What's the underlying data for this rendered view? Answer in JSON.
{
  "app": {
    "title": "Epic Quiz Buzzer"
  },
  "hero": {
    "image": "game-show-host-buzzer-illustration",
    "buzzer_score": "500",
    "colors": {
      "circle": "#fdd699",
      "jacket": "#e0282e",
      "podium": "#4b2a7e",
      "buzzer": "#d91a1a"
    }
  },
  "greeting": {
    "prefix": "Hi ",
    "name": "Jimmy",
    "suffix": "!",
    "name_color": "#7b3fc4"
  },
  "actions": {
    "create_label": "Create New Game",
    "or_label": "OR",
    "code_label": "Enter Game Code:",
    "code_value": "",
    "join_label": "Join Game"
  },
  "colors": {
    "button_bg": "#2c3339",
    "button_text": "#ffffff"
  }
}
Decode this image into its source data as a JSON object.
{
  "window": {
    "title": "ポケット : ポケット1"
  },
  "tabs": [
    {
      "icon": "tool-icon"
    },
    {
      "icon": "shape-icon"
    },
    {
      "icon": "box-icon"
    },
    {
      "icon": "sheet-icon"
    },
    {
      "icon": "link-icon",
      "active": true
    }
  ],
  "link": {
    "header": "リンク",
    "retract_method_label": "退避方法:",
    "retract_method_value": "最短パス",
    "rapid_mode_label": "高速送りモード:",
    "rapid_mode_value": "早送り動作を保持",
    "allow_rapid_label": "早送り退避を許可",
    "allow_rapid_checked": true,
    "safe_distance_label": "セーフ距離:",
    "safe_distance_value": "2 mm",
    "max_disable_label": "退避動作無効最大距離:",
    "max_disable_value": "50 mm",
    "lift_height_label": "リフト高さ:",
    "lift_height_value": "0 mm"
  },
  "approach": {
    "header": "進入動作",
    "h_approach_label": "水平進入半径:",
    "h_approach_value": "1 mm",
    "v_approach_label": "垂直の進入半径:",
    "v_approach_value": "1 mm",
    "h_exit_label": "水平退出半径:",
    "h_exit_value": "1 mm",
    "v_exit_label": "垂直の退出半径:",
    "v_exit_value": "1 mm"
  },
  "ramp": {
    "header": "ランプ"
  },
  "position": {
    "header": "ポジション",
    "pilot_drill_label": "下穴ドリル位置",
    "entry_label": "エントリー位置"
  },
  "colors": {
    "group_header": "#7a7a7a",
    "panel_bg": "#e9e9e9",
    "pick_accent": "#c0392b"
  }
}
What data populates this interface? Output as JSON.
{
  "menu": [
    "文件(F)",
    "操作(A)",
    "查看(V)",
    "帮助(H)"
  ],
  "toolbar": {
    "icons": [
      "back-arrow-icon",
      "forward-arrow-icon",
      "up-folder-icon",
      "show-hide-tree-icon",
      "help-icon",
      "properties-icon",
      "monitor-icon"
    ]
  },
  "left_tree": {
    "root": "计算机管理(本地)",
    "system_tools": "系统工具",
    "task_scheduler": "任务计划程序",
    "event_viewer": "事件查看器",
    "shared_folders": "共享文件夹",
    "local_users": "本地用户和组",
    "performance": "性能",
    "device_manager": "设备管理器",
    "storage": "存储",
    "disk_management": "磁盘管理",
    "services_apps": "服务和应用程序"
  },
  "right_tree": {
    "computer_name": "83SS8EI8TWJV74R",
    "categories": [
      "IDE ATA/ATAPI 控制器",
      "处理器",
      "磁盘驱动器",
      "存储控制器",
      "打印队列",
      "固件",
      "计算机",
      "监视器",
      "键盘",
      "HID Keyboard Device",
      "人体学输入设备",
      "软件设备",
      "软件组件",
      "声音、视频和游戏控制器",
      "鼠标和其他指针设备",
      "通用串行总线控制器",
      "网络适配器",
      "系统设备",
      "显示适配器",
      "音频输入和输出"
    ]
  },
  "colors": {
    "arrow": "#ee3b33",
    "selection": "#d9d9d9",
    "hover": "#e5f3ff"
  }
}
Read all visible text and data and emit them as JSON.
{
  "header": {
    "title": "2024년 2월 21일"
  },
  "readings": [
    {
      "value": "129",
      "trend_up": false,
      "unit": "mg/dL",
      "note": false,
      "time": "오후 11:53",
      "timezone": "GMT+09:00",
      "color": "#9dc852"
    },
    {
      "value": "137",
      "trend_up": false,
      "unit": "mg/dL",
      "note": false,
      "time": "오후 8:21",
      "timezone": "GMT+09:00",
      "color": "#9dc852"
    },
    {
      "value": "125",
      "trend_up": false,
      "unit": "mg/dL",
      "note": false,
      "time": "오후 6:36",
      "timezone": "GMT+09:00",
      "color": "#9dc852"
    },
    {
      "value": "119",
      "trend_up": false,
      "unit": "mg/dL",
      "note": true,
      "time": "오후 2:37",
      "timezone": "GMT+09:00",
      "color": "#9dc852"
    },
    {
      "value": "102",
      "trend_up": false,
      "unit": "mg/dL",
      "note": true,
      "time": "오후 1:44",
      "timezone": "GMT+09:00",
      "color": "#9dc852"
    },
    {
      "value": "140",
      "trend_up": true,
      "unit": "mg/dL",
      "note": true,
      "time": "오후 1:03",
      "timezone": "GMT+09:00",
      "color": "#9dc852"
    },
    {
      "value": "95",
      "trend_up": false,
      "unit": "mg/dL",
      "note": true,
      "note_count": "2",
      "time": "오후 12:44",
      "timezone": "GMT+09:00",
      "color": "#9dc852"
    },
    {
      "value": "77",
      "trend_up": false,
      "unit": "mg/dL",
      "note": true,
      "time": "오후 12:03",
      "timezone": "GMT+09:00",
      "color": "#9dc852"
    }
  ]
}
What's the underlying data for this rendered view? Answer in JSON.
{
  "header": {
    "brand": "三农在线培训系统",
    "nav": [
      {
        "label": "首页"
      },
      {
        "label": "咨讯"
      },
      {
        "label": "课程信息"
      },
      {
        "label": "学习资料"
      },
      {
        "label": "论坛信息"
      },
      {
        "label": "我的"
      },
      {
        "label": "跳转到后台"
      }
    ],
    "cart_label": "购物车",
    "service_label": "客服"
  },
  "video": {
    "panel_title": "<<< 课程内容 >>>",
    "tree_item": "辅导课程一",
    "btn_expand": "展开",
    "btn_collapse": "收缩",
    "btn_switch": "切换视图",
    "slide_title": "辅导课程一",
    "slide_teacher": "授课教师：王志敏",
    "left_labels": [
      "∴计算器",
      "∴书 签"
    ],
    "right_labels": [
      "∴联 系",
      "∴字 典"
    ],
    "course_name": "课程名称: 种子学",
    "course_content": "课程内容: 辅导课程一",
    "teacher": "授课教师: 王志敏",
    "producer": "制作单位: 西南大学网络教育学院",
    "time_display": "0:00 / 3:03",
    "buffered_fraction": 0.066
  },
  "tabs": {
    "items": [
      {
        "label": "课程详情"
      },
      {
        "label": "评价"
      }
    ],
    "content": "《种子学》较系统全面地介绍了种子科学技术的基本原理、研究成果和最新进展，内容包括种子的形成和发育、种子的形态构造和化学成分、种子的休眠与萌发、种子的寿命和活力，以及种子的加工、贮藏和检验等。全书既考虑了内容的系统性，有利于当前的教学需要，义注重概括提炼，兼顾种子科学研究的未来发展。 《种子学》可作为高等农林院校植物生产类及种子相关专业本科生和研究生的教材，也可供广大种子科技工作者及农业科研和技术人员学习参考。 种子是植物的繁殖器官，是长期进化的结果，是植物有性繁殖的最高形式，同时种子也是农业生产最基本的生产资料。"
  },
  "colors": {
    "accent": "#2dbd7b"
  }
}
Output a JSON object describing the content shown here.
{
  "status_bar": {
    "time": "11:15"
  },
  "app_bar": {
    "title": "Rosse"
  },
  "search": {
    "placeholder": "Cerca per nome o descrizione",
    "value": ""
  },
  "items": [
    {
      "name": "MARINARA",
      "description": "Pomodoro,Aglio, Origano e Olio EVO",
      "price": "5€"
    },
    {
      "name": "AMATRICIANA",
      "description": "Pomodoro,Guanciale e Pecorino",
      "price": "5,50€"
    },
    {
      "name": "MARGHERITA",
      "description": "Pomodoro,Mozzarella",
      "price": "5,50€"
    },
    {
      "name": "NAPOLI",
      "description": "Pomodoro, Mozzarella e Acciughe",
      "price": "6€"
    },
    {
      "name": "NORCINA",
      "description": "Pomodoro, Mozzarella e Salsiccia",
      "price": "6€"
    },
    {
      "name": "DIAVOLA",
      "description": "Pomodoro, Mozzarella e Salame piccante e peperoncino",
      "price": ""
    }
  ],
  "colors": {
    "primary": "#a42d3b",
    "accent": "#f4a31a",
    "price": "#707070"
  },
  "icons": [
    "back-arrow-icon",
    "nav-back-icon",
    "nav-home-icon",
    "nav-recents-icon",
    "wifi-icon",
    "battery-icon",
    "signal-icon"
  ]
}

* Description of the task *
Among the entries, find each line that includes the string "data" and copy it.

* Worked solution *
What's the underlying data for this rendered view? Answer in JSON.
Decode this image into its source data as a JSON object.
What data populates this interface? Output as JSON.
Read all visible text and data and emit them as JSON.
What's the underlying data for this rendered view? Answer in JSON.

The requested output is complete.